I can’t claim to have done a thing towards the Olympics. Nothing to win the bid, build the venues or even volunteer now it’s in full throttle. But, like many journalists covering the sector, it’s hard not to feel a teeny weenie bit part of the industry’s epic journey as it’s transformed a derelict swathe of east London into the magnificent Olympic Park.
The project has been on the news list now for what seems like a lifetime – even long before we won the bid in July 2005. And in these seven years since, we’ve marvelled at the technical and logistical feats designers and contractors have accomplished there; watched the dramas unfold and the rows erupt.
More than anything, we’ve witnessed the industry coming together, under the guiding hands of David Higgins and John Armitt, to produce one of its most successful projects. EVER. The myth that big projects need Bechtel has finally been de-bunked and the ghost of Wembley stadium has been finally been laid to rest.
Construction has stayed in the spotlight this week as the 2012 Games have got underway and government efforts to promote British industry abroad have taken place at Lancaster House. We saw Danny Boyle nod to efforts of the construction workers at last Friday’s opening ceremony with 500 of them forming a guard of honour as Sir Steve Redgrave carried the Olympic torch into the stadium. A nice touch and a nice surprise.
But these weren’t the only construction folk to get star billing on the night. I gather the hot ticket was for the opening ceremony with a party beforehand at the Guildhall, hosted by Sir Jeremy Hunt whose guests included Boris Johnson and George Osborne and a select few architects and engineers including Zaha Hadid and Chris Wise. Not surprisingly Ken Shuttleworth, founder of Make and designer of the handball arena (rebranded the Copper Box) was delighted to be there. “It was an amazing experience, absolutely fantastic. I wish I hadn’t watched the rehearsal now beforehand,” he told me.
Thousands who’d worked on the park had, like Shuttleworth, the chance to see the rehearsal on the Wednesday. ODA director of safety Lawrence Waterman was also one of them. “My take at the rehearsal was that the transformation of Britain from a rural to an industrial economy was marvellous – in many ways it was a pageant with a big element of construction as the workshop of the world was built before our eyes. Overall the ceremony and the end point of the crucible made me feel very proud to be involved in this programme.” Quite right too.
On a less positive note, efforts to persuade LOCOG to ease their strict marketing protocols continue to fall on deaf ears – despite the gallant efforts of Peter Murray. Whilst attending a Business Summit at Lancaster House, the New London Architecture chair persuaded Ed Vaisey to don a T-shirt calling for the ban on marketing to be lifted.
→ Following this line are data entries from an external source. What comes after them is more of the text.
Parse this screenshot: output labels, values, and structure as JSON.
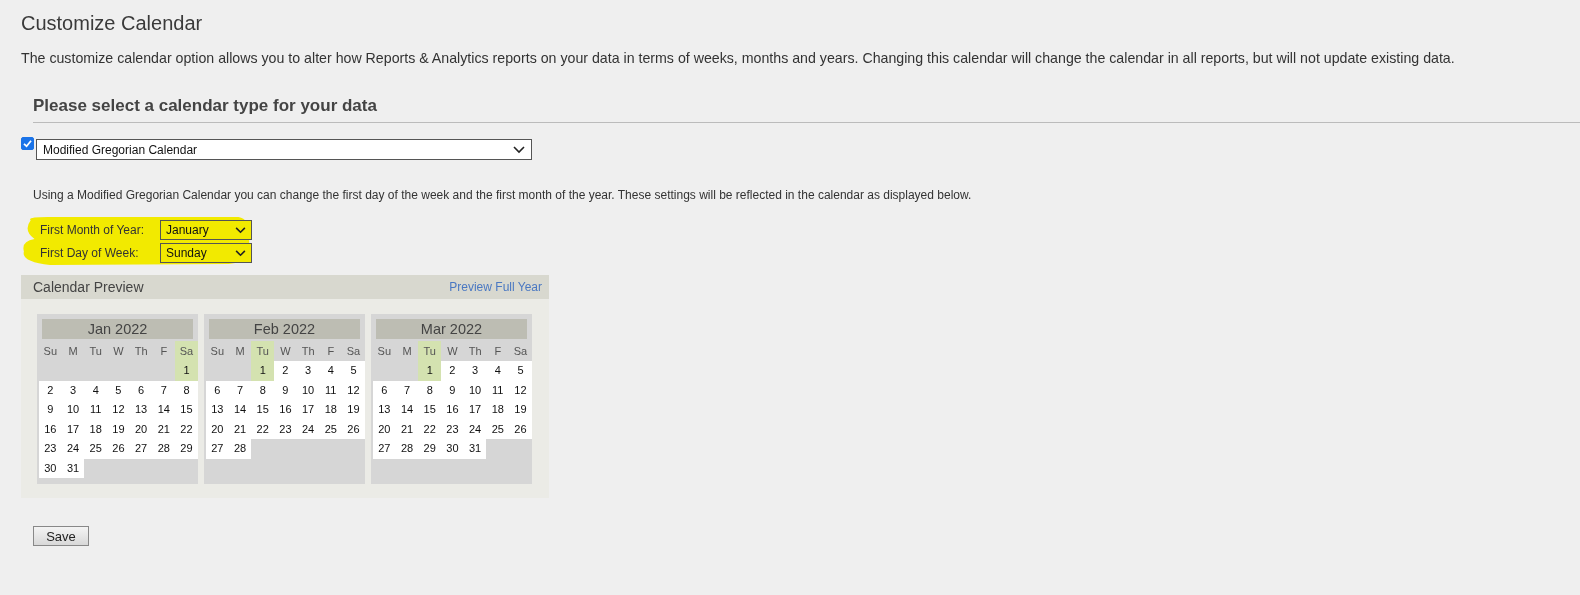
{
  "page_title": "Customize Calendar",
  "description": "The customize calendar option allows you to alter how Reports & Analytics reports on your data in terms of weeks, months and years. Changing this calendar will change the calendar in all reports, but will not update existing data.",
  "section_heading": "Please select a calendar type for your data",
  "calendar_type": {
    "checked": true,
    "value": "Modified Gregorian Calendar"
  },
  "note": "Using a Modified Gregorian Calendar you can change the first day of the week and the first month of the year. These settings will be reflected in the calendar as displayed below.",
  "settings": [
    {
      "label": "First Month of Year:",
      "value": "January",
      "highlighted": true
    },
    {
      "label": "First Day of Week:",
      "value": "Sunday",
      "highlighted": true
    }
  ],
  "preview": {
    "title": "Calendar Preview",
    "link": "Preview Full Year",
    "months": [
      {
        "name": "Jan 2022",
        "weekdays": [
          {
            "label": "Su",
            "highlighted": false
          },
          {
            "label": "M",
            "highlighted": false
          },
          {
            "label": "Tu",
            "highlighted": false
          },
          {
            "label": "W",
            "highlighted": false
          },
          {
            "label": "Th",
            "highlighted": false
          },
          {
            "label": "F",
            "highlighted": false
          },
          {
            "label": "Sa",
            "highlighted": true
          }
        ],
        "days": [
          {
            "text": "1",
            "highlighted": true
          },
          {
            "text": "2",
            "highlighted": false
          },
          {
            "text": "3",
            "highlighted": false
          },
          {
            "text": "4",
            "highlighted": false
          },
          {
            "text": "5",
            "highlighted": false
          },
          {
            "text": "6",
            "highlighted": false
          },
          {
            "text": "7",
            "highlighted": false
          },
          {
            "text": "8",
            "highlighted": false
          },
          {
            "text": "9",
            "highlighted": false
          },
          {
            "text": "10",
            "highlighted": false
          },
          {
            "text": "11",
            "highlighted": false
          },
          {
            "text": "12",
            "highlighted": false
          },
          {
            "text": "13",
            "highlighted": false
          },
          {
            "text": "14",
            "highlighted": false
          },
          {
            "text": "15",
            "highlighted": false
          },
          {
            "text": "16",
            "highlighted": false
          },
          {
            "text": "17",
            "highlighted": false
          },
          {
            "text": "18",
            "highlighted": false
          },
          {
            "text": "19",
            "highlighted": false
          },
          {
            "text": "20",
            "highlighted": false
          },
          {
            "text": "21",
            "highlighted": false
          },
          {
            "text": "22",
            "highlighted": false
          },
          {
            "text": "23",
            "highlighted": false
          },
          {
            "text": "24",
            "highlighted": false
          },
          {
            "text": "25",
            "highlighted": false
          },
          {
            "text": "26",
            "highlighted": false
          },
          {
            "text": "27",
            "highlighted": false
          },
          {
            "text": "28",
            "highlighted": false
          },
          {
            "text": "29",
            "highlighted": false
          },
          {
            "text": "30",
            "highlighted": false
          },
          {
            "text": "31",
            "highlighted": false
          }
        ]
      },
      {
        "name": "Feb 2022",
        "weekdays": [
          {
            "label": "Su",
            "highlighted": false
          },
          {
            "label": "M",
            "highlighted": false
          },
          {
            "label": "Tu",
            "highlighted": true
          },
          {
            "label": "W",
            "highlighted": false
          },
          {
            "label": "Th",
            "highlighted": false
          },
          {
            "label": "F",
            "highlighted": false
          },
          {
            "label": "Sa",
            "highlighted": false
          }
        ],
        "days": [
          {
            "text": "1",
            "highlighted": true
          },
          {
            "text": "2",
            "highlighted": false
          },
          {
            "text": "3",
            "highlighted": false
          },
          {
            "text": "4",
            "highlighted": false
          },
          {
            "text": "5",
            "highlighted": false
          },
          {
            "text": "6",
            "highlighted": false
          },
          {
            "text": "7",
            "highlighted": false
          },
          {
            "text": "8",
            "highlighted": false
          },
          {
            "text": "9",
            "highlighted": false
          },
          {
            "text": "10",
            "highlighted": false
          },
          {
            "text": "11",
            "highlighted": false
          },
          {
            "text": "12",
            "highlighted": false
          },
          {
            "text": "13",
            "highlighted": false
          },
          {
            "text": "14",
            "highlighted": false
          },
          {
            "text": "15",
            "highlighted": false
          },
          {
            "text": "16",
            "highlighted": false
          },
          {
            "text": "17",
            "highlighted": false
          },
          {
            "text": "18",
            "highlighted": false
          },
          {
            "text": "19",
            "highlighted": false
          },
          {
            "text": "20",
            "highlighted": false
          },
          {
            "text": "21",
            "highlighted": false
          },
          {
            "text": "22",
            "highlighted": false
          },
          {
            "text": "23",
            "highlighted": false
          },
          {
            "text": "24",
            "highlighted": false
          },
          {
            "text": "25",
            "highlighted": false
          },
          {
            "text": "26",
            "highlighted": false
          },
          {
            "text": "27",
            "highlighted": false
          },
          {
            "text": "28",
            "highlighted": false
          }
        ]
      },
      {
        "name": "Mar 2022",
        "weekdays": [
          {
            "label": "Su",
            "highlighted": false
          },
          {
            "label": "M",
            "highlighted": false
          },
          {
            "label": "Tu",
            "highlighted": true
          },
          {
            "label": "W",
            "highlighted": false
          },
          {
            "label": "Th",
            "highlighted": false
          },
          {
            "label": "F",
            "highlighted": false
          },
          {
            "label": "Sa",
            "highlighted": false
          }
        ],
        "days": [
          {
            "text": "1",
            "highlighted": true
          },
          {
            "text": "2",
            "highlighted": false
          },
          {
            "text": "3",
            "highlighted": false
          },
          {
            "text": "4",
            "highlighted": false
          },
          {
            "text": "5",
            "highlighted": false
          },
          {
            "text": "6",
            "highlighted": false
          },
          {
            "text": "7",
            "highlighted": false
          },
          {
            "text": "8",
            "highlighted": false
          },
          {
            "text": "9",
            "highlighted": false
          },
          {
            "text": "10",
            "highlighted": false
          },
          {
            "text": "11",
            "highlighted": false
          },
          {
            "text": "12",
            "highlighted": false
          },
          {
            "text": "13",
            "highlighted": false
          },
          {
            "text": "14",
            "highlighted": false
          },
          {
            "text": "15",
            "highlighted": false
          },
          {
            "text": "16",
            "highlighted": false
          },
          {
            "text": "17",
            "highlighted": false
          },
          {
            "text": "18",
            "highlighted": false
          },
          {
            "text": "19",
            "highlighted": false
          },
          {
            "text": "20",
            "highlighted": false
          },
          {
            "text": "21",
            "highlighted": false
          },
          {
            "text": "22",
            "highlighted": false
          },
          {
            "text": "23",
            "highlighted": false
          },
          {
            "text": "24",
            "highlighted": false
          },
          {
            "text": "25",
            "highlighted": false
          },
          {
            "text": "26",
            "highlighted": false
          },
          {
            "text": "27",
            "highlighted": false
          },
          {
            "text": "28",
            "highlighted": false
          },
          {
            "text": "29",
            "highlighted": false
          },
          {
            "text": "30",
            "highlighted": false
          },
          {
            "text": "31",
            "highlighted": false
          }
        ]
      }
    ]
  },
  "save_button": "Save"
}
Whilst I’ve every empathy for the campaign and those prevented from marketing their work, one has to acknowledge there is another side to the story too. LOCOG does have a point in terms of protecting those who have paid for the privilege of brandishing their Olympic credentials.
Though it’s hard to have much sympathy for the giant corporates, also in this position, one assumes, is Populus. It’s the designer of the Olympic Stadium, Riverbank Arena and the venue for the beach volley ball, which are all proudly displayed on its web site. What does it make of a marketing ban being lifted one wonders?
A bronze medal goes to Wilkinson Eyre’s basketball arena for bringing such exuberance and fun to a temporary structure.
Silver to the Velodrome for its sublime elegance;
And lastly, gold for the most glorious array of flowering meadows and gardens across the park. The place is a riot of colour and absolutely amazing.
Audience participation during time-outs and match breaks. One Mexican wave is plenty, thank you.
Loud blaring music, constantly being blasted out round the park on a loop. There’s already lots going on and we’re not in a shopping mall.
The ArcelorMittal Orbit for being too red, too clunky and simply too short to call itself a viewing platform. It’s totally unnecessary.